One day after Archbishop Robert Rivas read out a notice to Saint Lucian parishioners concerning “inappropriate behavior” of a priest, the head of the Roman Catholic Church was more forthright in his approach on sexual abuse. On Monday, Pope Francis met with victims of sexual abuse at the Vatican.
It has been reported that six victims, two each from Ireland, Britain and Germany, were expected to attend the pope’s private morning mass in his Vatican residence and then meet him afterwards.
Since his installation, Pope Francis has gone on record as saying that there would be zero tolerance for anyone in the Catholic Church who abused children, including bishops. He went further to compare sexual abuse of children by priests to a “satanic mass.”
The pope has also been open with his sentiments on homosexuality. In a recent interview he said that the catechism, or the Roman Catholic Church’s official doctrine book, condemns homosexual acts, but he called on the Church to love gays and lesbians, who “must be accepted with respect, compassion and sensitivity.”
Still Pope Francis’ mass and meeting on Monday is coming under fire in some quarters. Victims groups have said the pope had a spotty record of dealing with abuse cases in Argentina when he was Archbishop of Buenos Aires, and victims from that country wrote to ask him why they were not invited.
“This fact pains us,” four victims of sexual abuse by priests said in a letter sent to the pope and made available to Reuters.

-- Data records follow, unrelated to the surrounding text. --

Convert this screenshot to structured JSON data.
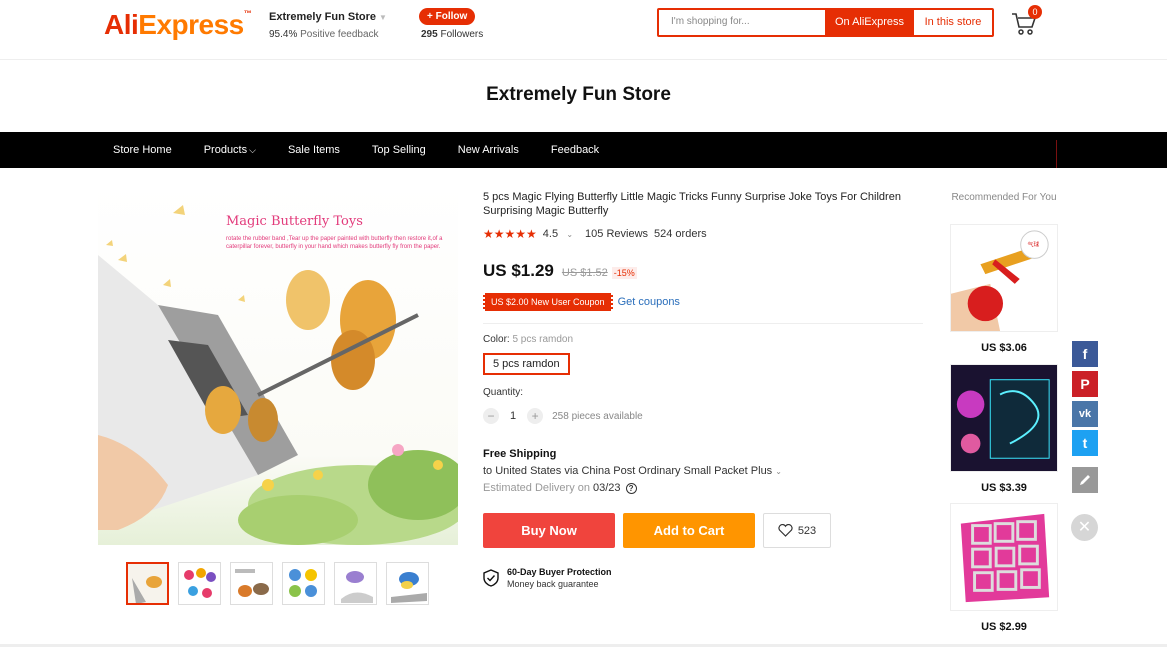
{
  "header": {
    "logo_text_1": "Ali",
    "logo_text_2": "Express",
    "logo_tm": "™",
    "store_name": "Extremely Fun Store",
    "positive_feedback_pct": "95.4%",
    "positive_feedback_label": "Positive feedback",
    "follow_label": "+ Follow",
    "followers_count": "295",
    "followers_label": "Followers",
    "search_placeholder": "I'm shopping for...",
    "search_on_aliexpress": "On AliExpress",
    "search_in_store": "In this store",
    "cart_count": "0"
  },
  "banner": {
    "title": "Extremely Fun Store"
  },
  "nav": {
    "items": [
      "Store Home",
      "Products",
      "Sale Items",
      "Top Selling",
      "New Arrivals",
      "Feedback"
    ]
  },
  "main_image": {
    "headline": "Magic Butterfly Toys",
    "caption": "rotate the rubber band ,Tear up the paper painted with butterfly then restore it,of a caterpillar forever, butterfly in your hand which makes butterfly fly from the paper."
  },
  "product": {
    "title": "5 pcs Magic Flying Butterfly Little Magic Tricks Funny Surprise Joke Toys For Children Surprising Magic Butterfly",
    "rating": "4.5",
    "reviews": "105 Reviews",
    "orders": "524 orders",
    "price": "US $1.29",
    "old_price": "US $1.52",
    "discount": "-15%",
    "coupon": "US $2.00 New User Coupon",
    "get_coupons": "Get coupons",
    "color_label": "Color:",
    "color_selected": "5 pcs ramdon",
    "color_option": "5 pcs ramdon",
    "quantity_label": "Quantity:",
    "quantity": "1",
    "available": "258 pieces available",
    "shipping_title": "Free Shipping",
    "shipping_via": "to United States via China Post Ordinary Small Packet Plus",
    "delivery_label": "Estimated Delivery on",
    "delivery_date": "03/23",
    "buy_now": "Buy Now",
    "add_to_cart": "Add to Cart",
    "wishlist_count": "523",
    "protection_title": "60-Day Buyer Protection",
    "protection_sub": "Money back guarantee"
  },
  "recommended": {
    "title": "Recommended For You",
    "items": [
      {
        "price": "US $3.06"
      },
      {
        "price": "US $3.39"
      },
      {
        "price": "US $2.99"
      }
    ]
  },
  "social": {
    "facebook": "f",
    "pinterest": "P",
    "vk": "vk",
    "twitter": "t"
  },
  "colors": {
    "brand_red": "#e62e04",
    "orange": "#ff9500",
    "link_blue": "#2a6ebb"
  }
}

The Vatican says 3,420 credible accusations of sexual abuse by priests have been referred to it in the past 10 years and 824 clerics have been defrocked. The church in the United States has paid $2.5bn in compensation to victims.
Over the years there have been several instances here in Saint Lucia of Catholic priests sexually abusing young boys and being engaged in homosexual activity. The local clergy have been by and large silent on the matter, in some cases issuing vague press statements to the media, sweeping the matters under the rug or praying that they’ll go away.
In the most recent case, the press release from the office of the Archbishop reads:
“Allegations of inappropriate behaviour incompatible with the priesthood, were brought against a priest of the Archdiocese of Castries.” What exactly are “allegations of inappropriate behaviour incompatible with the priesthood”? The statement went on to say that using the mechanisms at its disposal, The Archdiocese initiated a process of investigation and that the accuser and the accused priest were interviewed.
Further, that the Archdiocesan review board, after serious deliberations on the report filed by the delegate, concluded that the accused priest, in his relationship with the accuser, acted (here’s that word again) “inappropriately.”
According to the statement, the local Catholic church considers the behaviour a serious matter, and has taken the decision to withdraw the priest from pastoral ministry with immediate effect.
“The priest has been put on administrative leave. The accuser has also been offered counseling support, the statement also says.
From all we have heard, the “inappropriate behaviour” discovered by the church was a homosexual relationship between the accused priest and another man. From all we know too, the “accused” priest has been flown to the United States by the church.
Meanwhile in the absence of more information, the Saint Lucian public continues to speculate.
In the past, local Catholic priests accused of sexual misconduct, and in some cases even impregnating parishioners, have simply been transferred to another parish. It’s reasonably well known that another popular local priest is alleged to have committed such a misdeed, which of course is a grave sin, according to Catholic doctrine.
The question now is whether the Roman Catholic Church itself acted “inappropriately” or indeed illegally in the manner in which it handled the most recent “situation.”
Read more by STAR Publisher Rick Wayne in Saturday’s STAR.